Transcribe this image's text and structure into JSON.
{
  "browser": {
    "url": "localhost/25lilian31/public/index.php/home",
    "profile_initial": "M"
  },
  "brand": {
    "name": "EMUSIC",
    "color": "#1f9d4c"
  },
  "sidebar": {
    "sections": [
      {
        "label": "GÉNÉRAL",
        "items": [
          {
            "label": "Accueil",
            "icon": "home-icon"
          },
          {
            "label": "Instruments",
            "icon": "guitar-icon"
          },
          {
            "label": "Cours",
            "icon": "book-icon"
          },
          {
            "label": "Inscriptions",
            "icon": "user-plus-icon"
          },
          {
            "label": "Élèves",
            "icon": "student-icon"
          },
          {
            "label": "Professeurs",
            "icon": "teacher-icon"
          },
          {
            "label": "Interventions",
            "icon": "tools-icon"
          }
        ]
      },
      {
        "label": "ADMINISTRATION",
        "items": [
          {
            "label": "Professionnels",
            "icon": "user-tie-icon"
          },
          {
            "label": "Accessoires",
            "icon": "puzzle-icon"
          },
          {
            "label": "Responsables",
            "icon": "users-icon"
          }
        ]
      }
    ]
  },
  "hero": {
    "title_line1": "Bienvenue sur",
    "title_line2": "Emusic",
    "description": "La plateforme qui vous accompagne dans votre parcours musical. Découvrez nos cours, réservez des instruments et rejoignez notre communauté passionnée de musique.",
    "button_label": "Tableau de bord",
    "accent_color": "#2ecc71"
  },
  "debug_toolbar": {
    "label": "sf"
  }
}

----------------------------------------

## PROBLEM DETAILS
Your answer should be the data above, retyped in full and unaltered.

## ANSWER BOX
Transcribe this image's text and structure into JSON.
{
  "browser": {
    "url": "localhost/25lilian31/public/index.php/home",
    "profile_initial": "M"
  },
  "brand": {
    "name": "EMUSIC",
    "color": "#1f9d4c"
  },
  "sidebar": {
    "sections": [
      {
        "label": "GÉNÉRAL",
        "items": [
          {
            "label": "Accueil",
            "icon": "home-icon"
          },
          {
            "label": "Instruments",
            "icon": "guitar-icon"
          },
          {
            "label": "Cours",
            "icon": "book-icon"
          },
          {
            "label": "Inscriptions",
            "icon": "user-plus-icon"
          },
          {
            "label": "Élèves",
            "icon": "student-icon"
          },
          {
            "label": "Professeurs",
            "icon": "teacher-icon"
          },
          {
            "label": "Interventions",
            "icon": "tools-icon"
          }
        ]
      },
      {
        "label": "ADMINISTRATION",
        "items": [
          {
            "label": "Professionnels",
            "icon": "user-tie-icon"
          },
          {
            "label": "Accessoires",
            "icon": "puzzle-icon"
          },
          {
            "label": "Responsables",
            "icon": "users-icon"
          }
        ]
      }
    ]
  },
  "hero": {
    "title_line1": "Bienvenue sur",
    "title_line2": "Emusic",
    "description": "La plateforme qui vous accompagne dans votre parcours musical. Découvrez nos cours, réservez des instruments et rejoignez notre communauté passionnée de musique.",
    "button_label": "Tableau de bord",
    "accent_color": "#2ecc71"
  },
  "debug_toolbar": {
    "label": "sf"
  }
}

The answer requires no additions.